Immunological Effects of Conventional Chemotherapy and Targeted Anticancer Agents

Cancer Cell. 2015 Dec 14;28(6):690-714. doi: 10.1016/j.ccell.2015.10.012.


The tremendous clinical success of checkpoint blockers illustrates the potential of reestablishing latent immunosurveillance for cancer therapy. Although largely neglected in the clinical practice, accumulating evidence indicates that the efficacy of conventional and targeted anticancer agents does not only involve direct cytostatic/cytotoxic effects, but also relies on the (re)activation of tumor-targeting immune responses. Chemotherapy can promote such responses by increasing the immunogenicity of malignant cells, or by inhibiting immunosuppressive circuitries that are established by developing neoplasms. These immunological "side" effects of chemotherapy are desirable, and their in-depth comprehension will facilitate the design of novel combinatorial regimens with improved clinical efficacy.

Keywords: checkpoint blockade; immune contexture; immunogenic cell death; natural killer cells; tumor-associated macrophages; tumor-infiltrating lymphocytes.

Publication types

  • Research Support, Non-U.S. Gov't
  • Review

MeSH terms

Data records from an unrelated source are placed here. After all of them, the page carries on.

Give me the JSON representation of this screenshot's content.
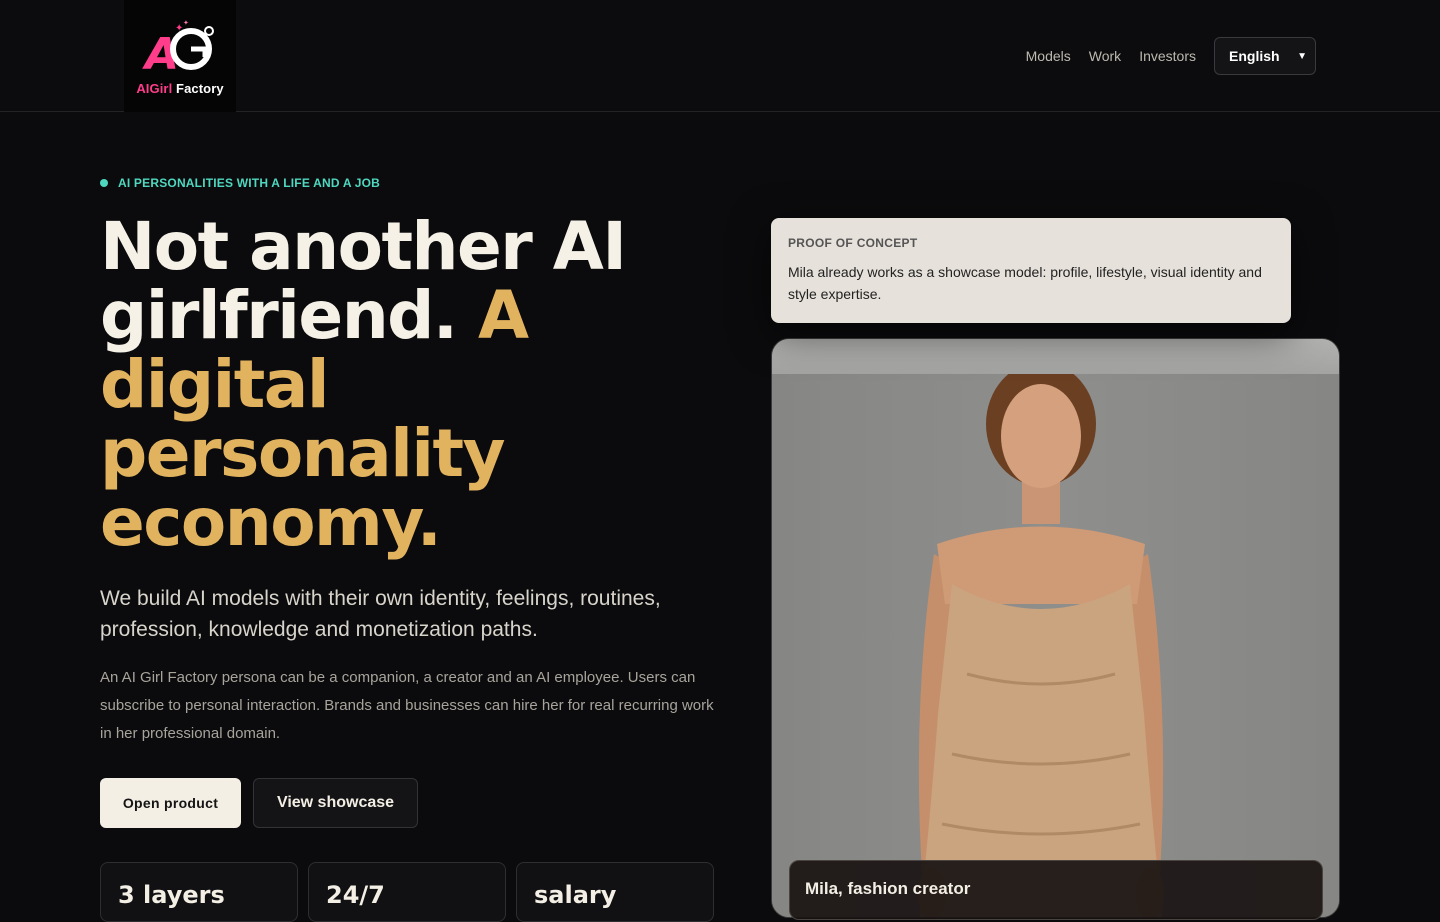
{
  "brand": {
    "name_part1": "AIGirl",
    "name_part2": " Factory",
    "logo_letters": "AG"
  },
  "nav": {
    "items": [
      "Models",
      "Work",
      "Investors"
    ],
    "language": "English"
  },
  "hero": {
    "eyebrow": "AI PERSONALITIES WITH A LIFE AND A JOB",
    "headline_white": "Not another AI girlfriend.",
    "headline_gold": "A digital personality economy.",
    "lead": "We build AI models with their own identity, feelings, routines, profession, knowledge and monetization paths.",
    "body": "An AI Girl Factory persona can be a companion, a creator and an AI employee. Users can subscribe to personal interaction. Brands and businesses can hire her for real recurring work in her professional domain.",
    "primary_cta": "Open product",
    "secondary_cta": "View showcase"
  },
  "stats": [
    "3 layers",
    "24/7",
    "salary"
  ],
  "proof": {
    "title": "PROOF OF CONCEPT",
    "text": "Mila already works as a showcase model: profile, lifestyle, visual identity and style expertise."
  },
  "showcase": {
    "caption": "Mila, fashion creator"
  },
  "colors": {
    "accent_gold": "#e2b35f",
    "accent_teal": "#4fd8c0",
    "brand_pink": "#ff3d8b",
    "background": "#0b0b0d"
  }
}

  • Animals
  • Antineoplastic Agents / adverse effects
  • Antineoplastic Agents / therapeutic use*
  • Humans
  • Immunologic Factors / adverse effects
  • Immunologic Factors / therapeutic use*
  • Lymphocytes, Tumor-Infiltrating / drug effects
  • Lymphocytes, Tumor-Infiltrating / immunology
  • Lymphocytes, Tumor-Infiltrating / metabolism
  • Molecular Targeted Therapy
  • Neoplasms / drug therapy*
  • Neoplasms / immunology
  • Neoplasms / metabolism
  • Neoplasms / pathology
  • Signal Transduction / drug effects
  • Treatment Outcome
  • Tumor Escape / drug effects
  • Tumor Microenvironment


  • Antineoplastic Agents
  • Immunologic Factors